RECORD EXCERPTS
####

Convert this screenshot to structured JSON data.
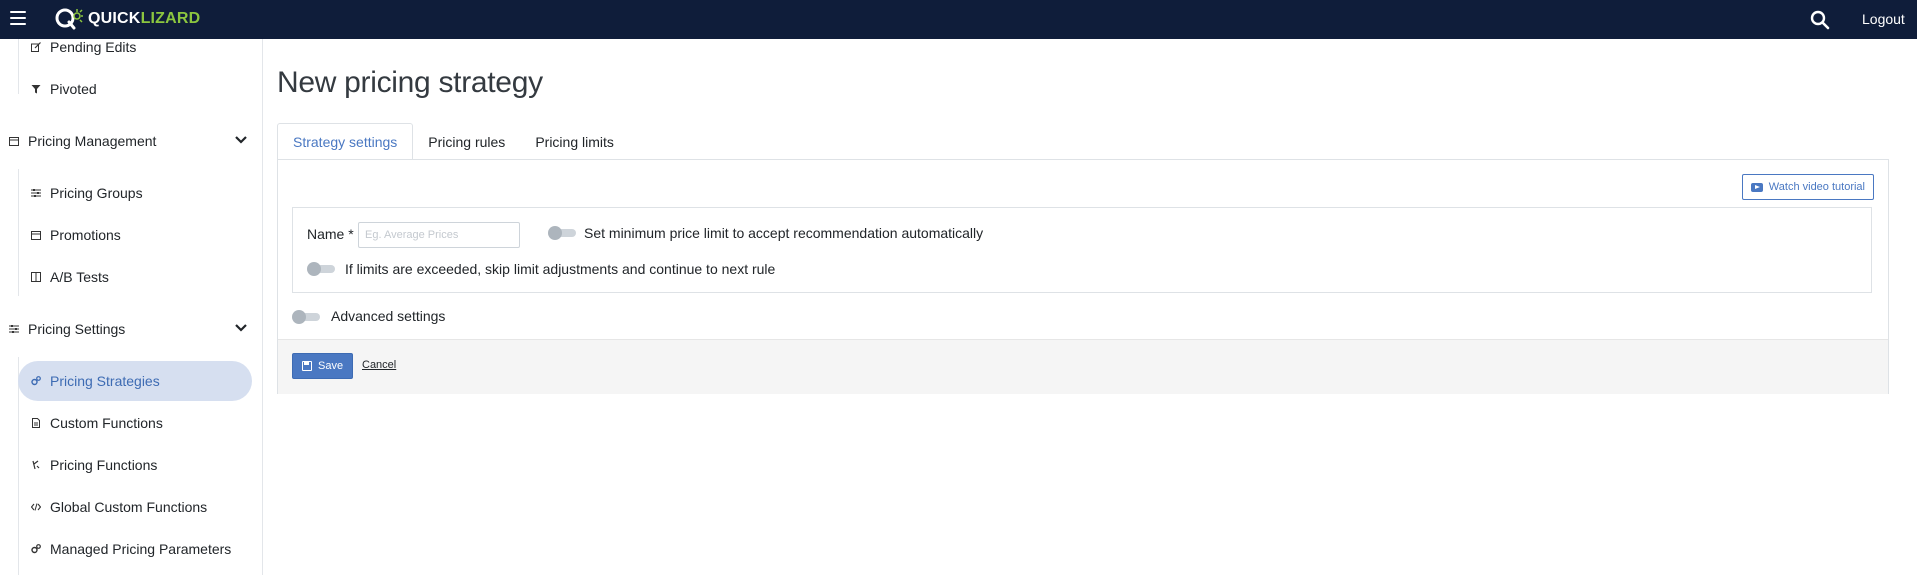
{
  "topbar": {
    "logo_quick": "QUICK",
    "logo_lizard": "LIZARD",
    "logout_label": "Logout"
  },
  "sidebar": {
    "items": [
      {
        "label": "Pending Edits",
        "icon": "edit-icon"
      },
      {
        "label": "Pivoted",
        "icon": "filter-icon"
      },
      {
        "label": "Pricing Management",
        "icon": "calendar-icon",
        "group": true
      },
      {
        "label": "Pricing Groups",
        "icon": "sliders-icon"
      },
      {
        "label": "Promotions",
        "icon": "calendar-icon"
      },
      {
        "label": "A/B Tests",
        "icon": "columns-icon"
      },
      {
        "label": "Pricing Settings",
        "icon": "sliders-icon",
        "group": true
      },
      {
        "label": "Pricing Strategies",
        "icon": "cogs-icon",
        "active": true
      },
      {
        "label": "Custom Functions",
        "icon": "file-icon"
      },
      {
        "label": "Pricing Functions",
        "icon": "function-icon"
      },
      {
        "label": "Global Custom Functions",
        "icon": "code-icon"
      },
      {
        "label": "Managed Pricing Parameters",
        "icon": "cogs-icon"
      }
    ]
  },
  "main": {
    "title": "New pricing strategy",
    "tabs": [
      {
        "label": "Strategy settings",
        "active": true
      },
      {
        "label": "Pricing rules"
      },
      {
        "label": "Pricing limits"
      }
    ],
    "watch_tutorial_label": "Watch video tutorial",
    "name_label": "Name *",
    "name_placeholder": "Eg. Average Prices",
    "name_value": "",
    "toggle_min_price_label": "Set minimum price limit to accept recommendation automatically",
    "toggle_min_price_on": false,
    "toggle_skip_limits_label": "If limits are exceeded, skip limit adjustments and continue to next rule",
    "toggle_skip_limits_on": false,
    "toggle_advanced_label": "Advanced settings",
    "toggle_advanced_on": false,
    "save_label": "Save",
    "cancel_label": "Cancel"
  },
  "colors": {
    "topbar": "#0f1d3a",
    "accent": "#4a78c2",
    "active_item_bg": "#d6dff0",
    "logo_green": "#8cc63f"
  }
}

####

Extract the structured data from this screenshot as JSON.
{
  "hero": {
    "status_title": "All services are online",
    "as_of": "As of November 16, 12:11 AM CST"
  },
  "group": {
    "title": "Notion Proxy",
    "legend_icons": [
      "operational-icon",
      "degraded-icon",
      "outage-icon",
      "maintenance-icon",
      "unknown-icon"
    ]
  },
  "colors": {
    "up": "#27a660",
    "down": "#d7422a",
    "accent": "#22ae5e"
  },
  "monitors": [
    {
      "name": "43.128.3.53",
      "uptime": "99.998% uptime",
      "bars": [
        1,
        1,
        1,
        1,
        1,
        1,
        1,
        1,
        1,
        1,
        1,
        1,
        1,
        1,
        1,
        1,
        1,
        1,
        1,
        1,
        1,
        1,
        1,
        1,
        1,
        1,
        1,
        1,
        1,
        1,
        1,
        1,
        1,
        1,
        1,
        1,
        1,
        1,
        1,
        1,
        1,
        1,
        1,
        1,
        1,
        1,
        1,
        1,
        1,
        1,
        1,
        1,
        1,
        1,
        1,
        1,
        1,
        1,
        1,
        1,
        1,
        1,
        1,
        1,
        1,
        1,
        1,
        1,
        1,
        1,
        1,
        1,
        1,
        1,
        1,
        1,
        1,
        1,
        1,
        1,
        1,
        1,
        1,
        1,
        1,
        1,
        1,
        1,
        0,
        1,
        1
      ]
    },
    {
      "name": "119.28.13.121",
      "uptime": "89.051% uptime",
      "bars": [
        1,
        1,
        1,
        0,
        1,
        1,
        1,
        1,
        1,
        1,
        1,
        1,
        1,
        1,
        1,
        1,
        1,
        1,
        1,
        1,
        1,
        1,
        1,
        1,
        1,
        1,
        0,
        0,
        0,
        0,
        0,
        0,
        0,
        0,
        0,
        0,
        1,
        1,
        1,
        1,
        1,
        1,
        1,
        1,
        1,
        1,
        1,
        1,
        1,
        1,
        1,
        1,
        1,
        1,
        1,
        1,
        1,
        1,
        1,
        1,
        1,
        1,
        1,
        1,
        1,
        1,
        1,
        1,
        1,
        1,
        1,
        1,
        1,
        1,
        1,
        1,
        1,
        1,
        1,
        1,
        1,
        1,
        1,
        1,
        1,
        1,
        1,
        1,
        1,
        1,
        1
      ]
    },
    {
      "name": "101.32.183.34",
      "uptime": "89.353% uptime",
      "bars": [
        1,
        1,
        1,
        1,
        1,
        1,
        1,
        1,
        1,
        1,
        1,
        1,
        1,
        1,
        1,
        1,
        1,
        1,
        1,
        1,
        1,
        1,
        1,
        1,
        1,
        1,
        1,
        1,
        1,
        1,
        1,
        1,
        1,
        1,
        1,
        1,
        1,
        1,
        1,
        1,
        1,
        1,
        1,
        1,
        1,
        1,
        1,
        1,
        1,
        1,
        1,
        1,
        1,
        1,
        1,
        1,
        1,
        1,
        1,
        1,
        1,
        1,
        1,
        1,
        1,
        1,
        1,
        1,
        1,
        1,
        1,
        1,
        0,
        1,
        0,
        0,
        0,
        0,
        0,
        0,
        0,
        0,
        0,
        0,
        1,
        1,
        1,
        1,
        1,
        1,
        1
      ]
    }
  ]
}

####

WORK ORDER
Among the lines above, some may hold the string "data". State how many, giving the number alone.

ANSWER AREA
2